Recorded at Alejandro Franov's Buenos Aires home last July, the sixty-seven-minute Suspendido en el Aire (Suspended in the Air) features a single instrument on its six long-form instrumentals. Though the Argentinean artist provides clarifying text to demystify the project, the precise nature of that instrument remains a bit of a mystery: the inner sleeve lists it simply as “keyboard,” but it would appear to be no simple piano, given the presence of bent notes that suggest something closer to a synthetic keyboard whose pitches can be manipulated; Franov's own characterization of the instrument's sound as “a galactic pianola played by itself” comes close to capturing its alien, supra-acoustic quality.
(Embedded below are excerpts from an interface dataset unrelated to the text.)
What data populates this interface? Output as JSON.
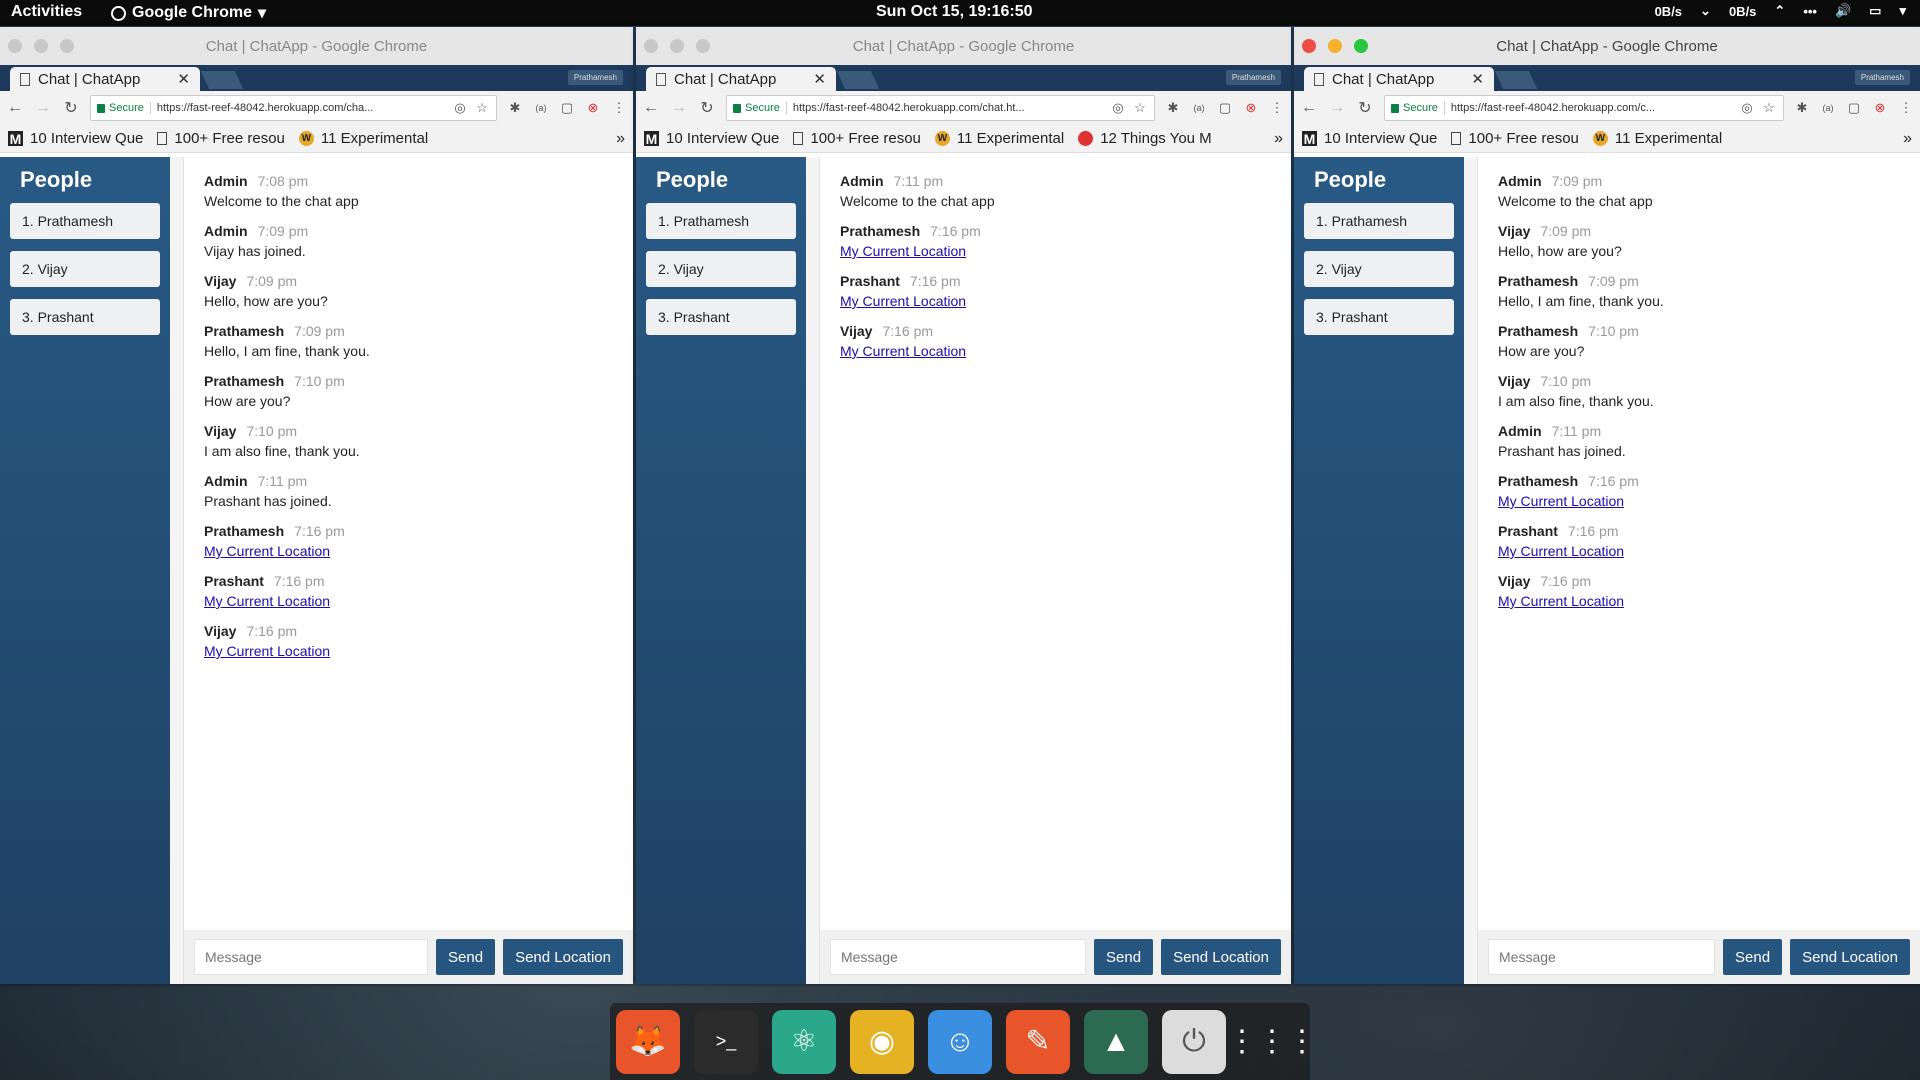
{
  "top_panel": {
    "activities": "Activities",
    "app_name": "Google Chrome",
    "clock": "Sun Oct 15, 19:16:50",
    "net_down": "0B/s",
    "net_up": "0B/s"
  },
  "windows": [
    {
      "title": "Chat | ChatApp - Google Chrome",
      "tab_label": "Chat | ChatApp",
      "profile": "Prathamesh",
      "secure": "Secure",
      "url": "https://fast-reef-48042.herokuapp.com/cha...",
      "bookmarks": [
        "10 Interview Que",
        "100+ Free resou",
        "11 Experimental"
      ],
      "people_heading": "People",
      "people": [
        "1. Prathamesh",
        "2. Vijay",
        "3. Prashant"
      ],
      "messages": [
        {
          "name": "Admin",
          "time": "7:08 pm",
          "text": "Welcome to the chat app"
        },
        {
          "name": "Admin",
          "time": "7:09 pm",
          "text": "Vijay has joined."
        },
        {
          "name": "Vijay",
          "time": "7:09 pm",
          "text": "Hello, how are you?"
        },
        {
          "name": "Prathamesh",
          "time": "7:09 pm",
          "text": "Hello, I am fine, thank you."
        },
        {
          "name": "Prathamesh",
          "time": "7:10 pm",
          "text": "How are you?"
        },
        {
          "name": "Vijay",
          "time": "7:10 pm",
          "text": "I am also fine, thank you."
        },
        {
          "name": "Admin",
          "time": "7:11 pm",
          "text": "Prashant has joined."
        },
        {
          "name": "Prathamesh",
          "time": "7:16 pm",
          "link": "My Current Location"
        },
        {
          "name": "Prashant",
          "time": "7:16 pm",
          "link": "My Current Location"
        },
        {
          "name": "Vijay",
          "time": "7:16 pm",
          "link": "My Current Location"
        }
      ],
      "placeholder": "Message",
      "send": "Send",
      "send_location": "Send Location"
    },
    {
      "title": "Chat | ChatApp - Google Chrome",
      "tab_label": "Chat | ChatApp",
      "profile": "Prathamesh",
      "secure": "Secure",
      "url": "https://fast-reef-48042.herokuapp.com/chat.ht...",
      "bookmarks": [
        "10 Interview Que",
        "100+ Free resou",
        "11 Experimental",
        "12 Things You M"
      ],
      "people_heading": "People",
      "people": [
        "1. Prathamesh",
        "2. Vijay",
        "3. Prashant"
      ],
      "messages": [
        {
          "name": "Admin",
          "time": "7:11 pm",
          "text": "Welcome to the chat app"
        },
        {
          "name": "Prathamesh",
          "time": "7:16 pm",
          "link": "My Current Location"
        },
        {
          "name": "Prashant",
          "time": "7:16 pm",
          "link": "My Current Location"
        },
        {
          "name": "Vijay",
          "time": "7:16 pm",
          "link": "My Current Location"
        }
      ],
      "placeholder": "Message",
      "send": "Send",
      "send_location": "Send Location"
    },
    {
      "title": "Chat | ChatApp - Google Chrome",
      "tab_label": "Chat | ChatApp",
      "profile": "Prathamesh",
      "secure": "Secure",
      "url": "https://fast-reef-48042.herokuapp.com/c...",
      "bookmarks": [
        "10 Interview Que",
        "100+ Free resou",
        "11 Experimental"
      ],
      "people_heading": "People",
      "people": [
        "1. Prathamesh",
        "2. Vijay",
        "3. Prashant"
      ],
      "messages": [
        {
          "name": "Admin",
          "time": "7:09 pm",
          "text": "Welcome to the chat app"
        },
        {
          "name": "Vijay",
          "time": "7:09 pm",
          "text": "Hello, how are you?"
        },
        {
          "name": "Prathamesh",
          "time": "7:09 pm",
          "text": "Hello, I am fine, thank you."
        },
        {
          "name": "Prathamesh",
          "time": "7:10 pm",
          "text": "How are you?"
        },
        {
          "name": "Vijay",
          "time": "7:10 pm",
          "text": "I am also fine, thank you."
        },
        {
          "name": "Admin",
          "time": "7:11 pm",
          "text": "Prashant has joined."
        },
        {
          "name": "Prathamesh",
          "time": "7:16 pm",
          "link": "My Current Location"
        },
        {
          "name": "Prashant",
          "time": "7:16 pm",
          "link": "My Current Location"
        },
        {
          "name": "Vijay",
          "time": "7:16 pm",
          "link": "My Current Location"
        }
      ],
      "placeholder": "Message",
      "send": "Send",
      "send_location": "Send Location"
    }
  ],
  "dock": [
    {
      "icon": "gimp-icon",
      "color": "#e8552b"
    },
    {
      "icon": "terminal-icon",
      "color": "#2b2b2b"
    },
    {
      "icon": "atom-icon",
      "color": "#2aa889"
    },
    {
      "icon": "chrome-icon",
      "color": "#e5b223"
    },
    {
      "icon": "finder-icon",
      "color": "#3a8fe0"
    },
    {
      "icon": "postman-icon",
      "color": "#e8552b"
    },
    {
      "icon": "system-monitor-icon",
      "color": "#2c6b52"
    },
    {
      "icon": "power-icon",
      "color": "#dcdcdc"
    },
    {
      "icon": "app-grid-icon",
      "color": "transparent"
    }
  ]
}
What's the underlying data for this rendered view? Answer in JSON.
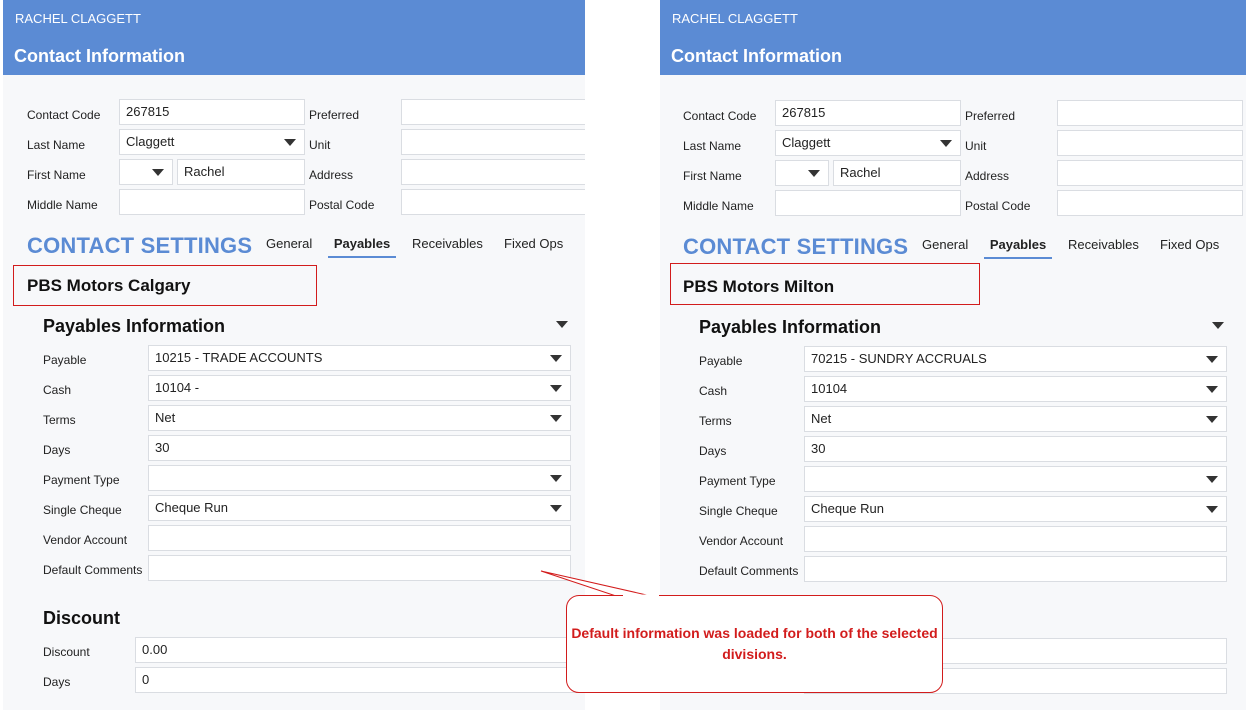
{
  "panels": [
    {
      "user": "RACHEL CLAGGETT",
      "header_title": "Contact Information",
      "labels": {
        "contact_code": "Contact Code",
        "last_name": "Last Name",
        "first_name": "First Name",
        "middle_name": "Middle Name",
        "preferred": "Preferred",
        "unit": "Unit",
        "address": "Address",
        "postal_code": "Postal Code"
      },
      "contact_code": "267815",
      "last_name": "Claggett",
      "first_name": "Rachel",
      "settings_title": "CONTACT SETTINGS",
      "tabs": [
        "General",
        "Payables",
        "Receivables",
        "Fixed Ops"
      ],
      "division": "PBS Motors Calgary",
      "payables_section": "Payables Information",
      "fields": {
        "payable": {
          "label": "Payable",
          "value": "10215 - TRADE ACCOUNTS"
        },
        "cash": {
          "label": "Cash",
          "value": "10104 -"
        },
        "terms": {
          "label": "Terms",
          "value": "Net"
        },
        "days": {
          "label": "Days",
          "value": "30"
        },
        "payment_type": {
          "label": "Payment Type",
          "value": ""
        },
        "single_cheque": {
          "label": "Single Cheque",
          "value": "Cheque Run"
        },
        "vendor_account": {
          "label": "Vendor Account",
          "value": ""
        },
        "default_comments": {
          "label": "Default Comments",
          "value": ""
        }
      },
      "discount_section": "Discount",
      "discount": {
        "label": "Discount",
        "value": "0.00"
      },
      "discount_days": {
        "label": "Days",
        "value": "0"
      }
    },
    {
      "user": "RACHEL CLAGGETT",
      "header_title": "Contact Information",
      "labels": {
        "contact_code": "Contact Code",
        "last_name": "Last Name",
        "first_name": "First Name",
        "middle_name": "Middle Name",
        "preferred": "Preferred",
        "unit": "Unit",
        "address": "Address",
        "postal_code": "Postal Code"
      },
      "contact_code": "267815",
      "last_name": "Claggett",
      "first_name": "Rachel",
      "settings_title": "CONTACT SETTINGS",
      "tabs": [
        "General",
        "Payables",
        "Receivables",
        "Fixed Ops"
      ],
      "division": "PBS Motors Milton",
      "payables_section": "Payables Information",
      "fields": {
        "payable": {
          "label": "Payable",
          "value": "70215 - SUNDRY ACCRUALS"
        },
        "cash": {
          "label": "Cash",
          "value": "10104"
        },
        "terms": {
          "label": "Terms",
          "value": "Net"
        },
        "days": {
          "label": "Days",
          "value": "30"
        },
        "payment_type": {
          "label": "Payment Type",
          "value": ""
        },
        "single_cheque": {
          "label": "Single Cheque",
          "value": "Cheque Run"
        },
        "vendor_account": {
          "label": "Vendor Account",
          "value": ""
        },
        "default_comments": {
          "label": "Default Comments",
          "value": ""
        }
      }
    }
  ],
  "callout": "Default information was loaded for both of the selected divisions.",
  "colors": {
    "header": "#5b8bd4",
    "accent": "#5b8bd4",
    "highlight_red": "#d21c1c"
  }
}
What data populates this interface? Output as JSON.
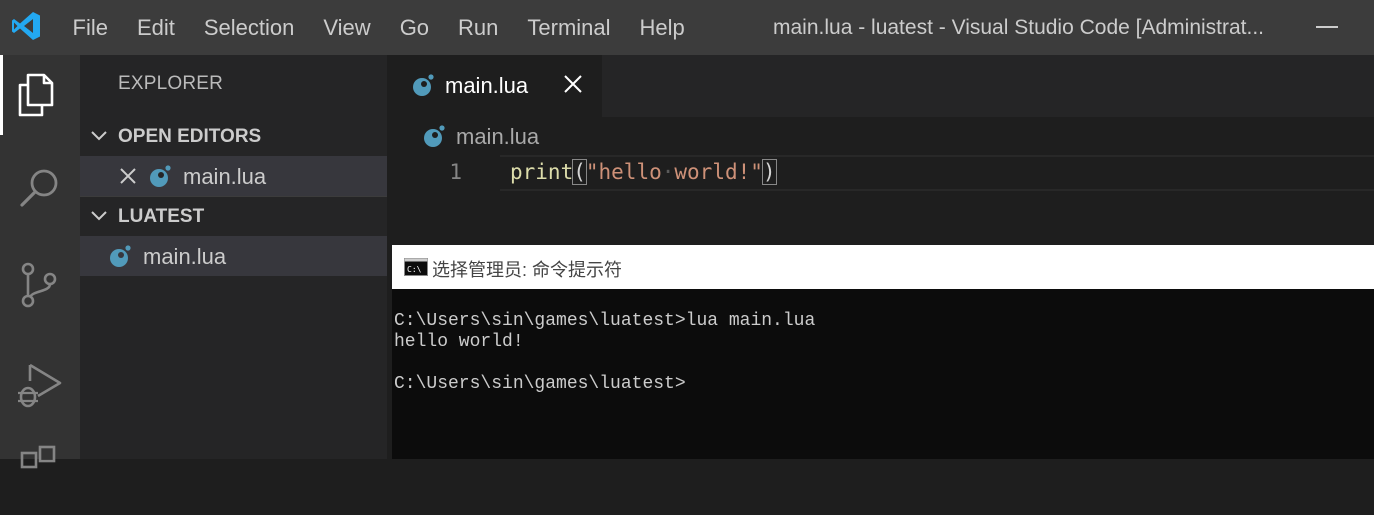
{
  "titlebar": {
    "menu": [
      "File",
      "Edit",
      "Selection",
      "View",
      "Go",
      "Run",
      "Terminal",
      "Help"
    ],
    "window_title": "main.lua - luatest - Visual Studio Code [Administrat..."
  },
  "activitybar": {
    "icons": [
      "explorer-icon",
      "search-icon",
      "source-control-icon",
      "run-debug-icon",
      "extensions-icon"
    ]
  },
  "sidebar": {
    "title": "EXPLORER",
    "open_editors": {
      "header": "OPEN EDITORS",
      "items": [
        {
          "name": "main.lua"
        }
      ]
    },
    "folder": {
      "header": "LUATEST",
      "items": [
        {
          "name": "main.lua"
        }
      ]
    }
  },
  "editor": {
    "tab": {
      "name": "main.lua"
    },
    "breadcrumb": "main.lua",
    "line_number": "1",
    "code": {
      "fn": "print",
      "open_paren": "(",
      "string_parts": [
        "\"hello",
        "·",
        "world!\""
      ],
      "close_paren": ")"
    }
  },
  "console": {
    "title": "选择管理员: 命令提示符",
    "lines": [
      "C:\\Users\\sin\\games\\luatest>lua main.lua",
      "hello world!",
      "",
      "C:\\Users\\sin\\games\\luatest>"
    ]
  },
  "colors": {
    "titlebar": "#3c3c3c",
    "activitybar": "#333333",
    "sidebar": "#252526",
    "editor": "#1e1e1e",
    "lua_icon": "#519aba",
    "vscode_logo": "#23a9f2"
  }
}
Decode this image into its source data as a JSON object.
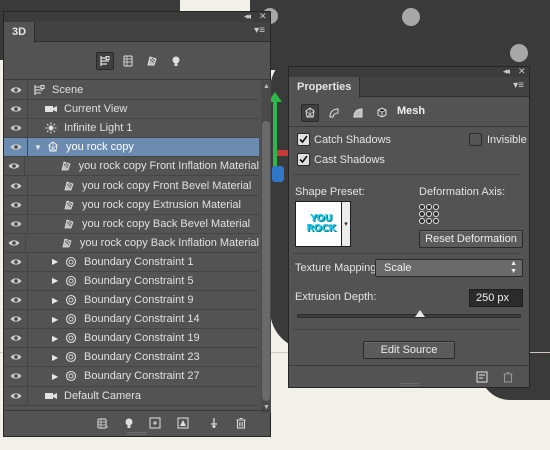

To generate the album's unusual tunings, he physically modified the interval distances on the instrument, resulting in a sound that technically might be called microtonal music. His additional statement, that he “tried to simulate an inhuman sound, like a sound coming from the exterior of the Universe, as if it were,” also proves helpful in enabling the listener to make sense of the material presented.

When the keyboard's glimmering timbre introduces “Ultima A,” one is variously reminded of the music accompanying a circus carousel or the kind of thing a busker might play for a dancing monkey. The first deviation from conventional pitch occurs two minutes into the ten-minute piece when its sing-song chords suddenly turn sea-sickly; at the six-minute mark, a shift to higher pitches aligns the keyboard's sound to that of a church organ. An early zenith of sorts is reached in the eighteen-minute second track, “Relato Completo (desigualdad),” which glistens and gleams beatifically when not derailed by sudden warbling episodes and atonal detours before ultimately settling into a generally peaceful burble for its concluding section. Elsewhere, the synthesizer-like character of the instrument comes to the fore during the wildly pitch-shifting finale “Integracion,” whereas “La Llegada de Dios” chimes radiantly from its first moment, “Procesion” softly flickers like a steam-powered calliope, and “Ballenas” amplifies the keyboard's gleam through the overlaying of chords.

In notes Chihei Hatakeyama wrote for the release (the text displayed at its Bandcamp page), a connection is made between Suspendido en el Aire and Terry Riley's A Rainbow in Curved Air, and certainly some of the minimal spirit of the latter might be heard in Franov's recording, even if it seems more free-form by comparison. There's an undeniably playful and explorative quality to the material that makes the pieces feel more like improvisations than formally through-composed settings.

February 2017